Take your vitamins – while you still can!
Can regular dietary supplement use overstress the liver?
In more specific terms, here’s how an HSI member named Bill put the question in a recent e-mail.
“In the e-Alert ‘Flick of the Wrist’ you mentioned how the liver is a workhorse performing over 400 separate functions per day and the possible overloading by excessive acetaminophen use. Then it occurred to me that I have never seen any article addressing the stress we might place on our livers by taking too many vitamins and supplements. We are constantly being informed of helpful things to take, and over time these add up to a relatively large volume. Could you please address this issue?”
When I put Bill’s question to HSI Panelist Allan Spreen, M.D., he started off by describing nutrient supplements as a “luxury” for the body. More to the point, the ways that nutrients affect the body are completely different than the effects of drugs. As Dr. Spreen puts it, the body is actually tricked into putting supplements to use as “super-nutrient-dense food.”
Dr. Spreen: “Of course, it would be better to get those nutrients totally naturally from foods alone. But today’s ‘civilized’ diet of highly processed, unripe-picked, distance-shipped, quick-frozen, ethylene-gassed, pesticide-ridden, herbicide-ridden, hormone-laden, genetically modified (and what-have-you) foods completely assures us that the foods will be deficient and the body’s nutrient needs will be increased to handle the chemical stresses of all the additives that are consumed in the typical diet.

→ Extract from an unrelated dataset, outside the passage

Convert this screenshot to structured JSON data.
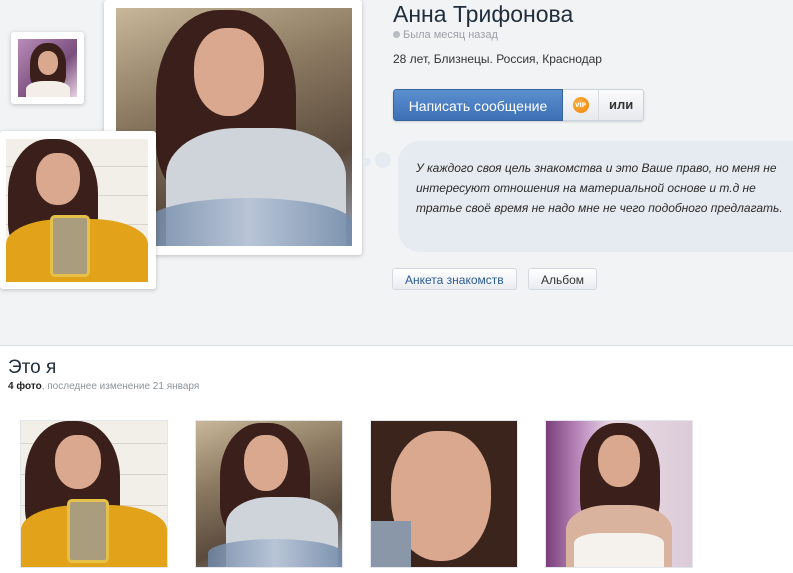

Dr. Spreen explained that the real task actually occurs in the kidneys first, not the liver: “The body throws out everything into the urine (good or bad), then selects back into the bloodstream the things that it would like to actually have on board. That way, it doesn’t have to be programmed to know how to throw away each unique toxin – the body just dumps it all (or tries to, assuming the toxins aren’t so serious as to damage the kidney first); that way it only has to know what ‘the good stuff’ is for reacquisition via the distal tubules of the kidney back into the bloodstream.

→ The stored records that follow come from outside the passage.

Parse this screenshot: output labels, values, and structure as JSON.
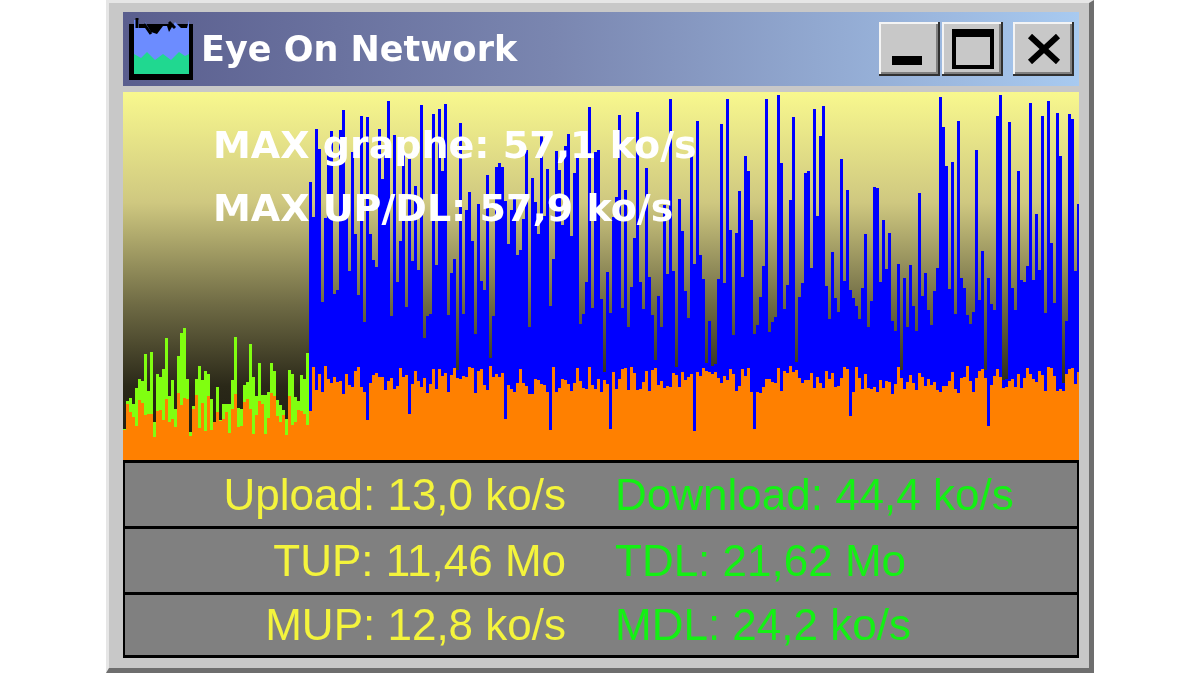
{
  "window": {
    "title": "Eye On Network"
  },
  "title_bar_buttons": [
    {
      "kind": "minimize"
    },
    {
      "kind": "maximize"
    },
    {
      "kind": "close"
    }
  ],
  "graph": {
    "labels": [
      "MAX graphe: 57,1 ko/s",
      "MAX UP/DL: 57,9 ko/s"
    ]
  },
  "stats": [
    {
      "upload": "Upload: 13,0 ko/s",
      "download": "Download: 44,4 ko/s"
    },
    {
      "upload": "TUP: 11,46 Mo",
      "download": "TDL: 21,62 Mo"
    },
    {
      "upload": "MUP: 12,8 ko/s",
      "download": "MDL: 24,2 ko/s"
    }
  ]
}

“If the ‘smorgasbord’ of nutrients is stacked really high, then the kidney has an easier time of getting higher amounts of nutrients that the body can use to better handle the stresses constantly challenging the body.”
Dr. Spreen told me that when he was in med school, he was taught a narrow concept of supplement usage, in which each supplement supposedly had only one purpose: vitamin C to address scurvy, vitamin D to treat rickets, etc. As you might suspect, he calls this concept “hogwash.”
Dr. Spreen: “When the body is permitted to ‘luxuriate’ in large doses of nutrients, spontaneously picking out whatever amounts it can use, that’s when neat things start to happen. For instance, the vitamin C gets used in forming more collagen (the number one repair protein in the body), and in larger doses starts hyping up the immune system; the B-vitamins, as a complex, start branching out into all sorts of biochemical reactions that they could not adequately participate in before, due to having to prioritize the nutrient use because amounts on hand were inadequate.
“That’s where things get nice for the liver, as it has to work less to get usable amounts of nutrients for better carrying out the needs of the body. At least, that’s my non-biochemist explanation. As I’ve seen from personal experience, the body responds that way when you give the bigger doses, and most problems at least get better.
“So, the bottom line is that nutrients are rarely handled like pharmaceuticals, which by definition are unnatural molecules or they couldn’t be patented and subsequently sold as drugs (for a fortune).”
Dr. Spreen also noted that you can take too much of anything, placing undue stress on the body. But that’s much less likely to happen with natural agents, compared to pharmaceuticals. And he adds: “Of course, you’d still want to check with your health care practitioner before pumping high-dose nutrients into yourself, as each person’s health situation is unique.”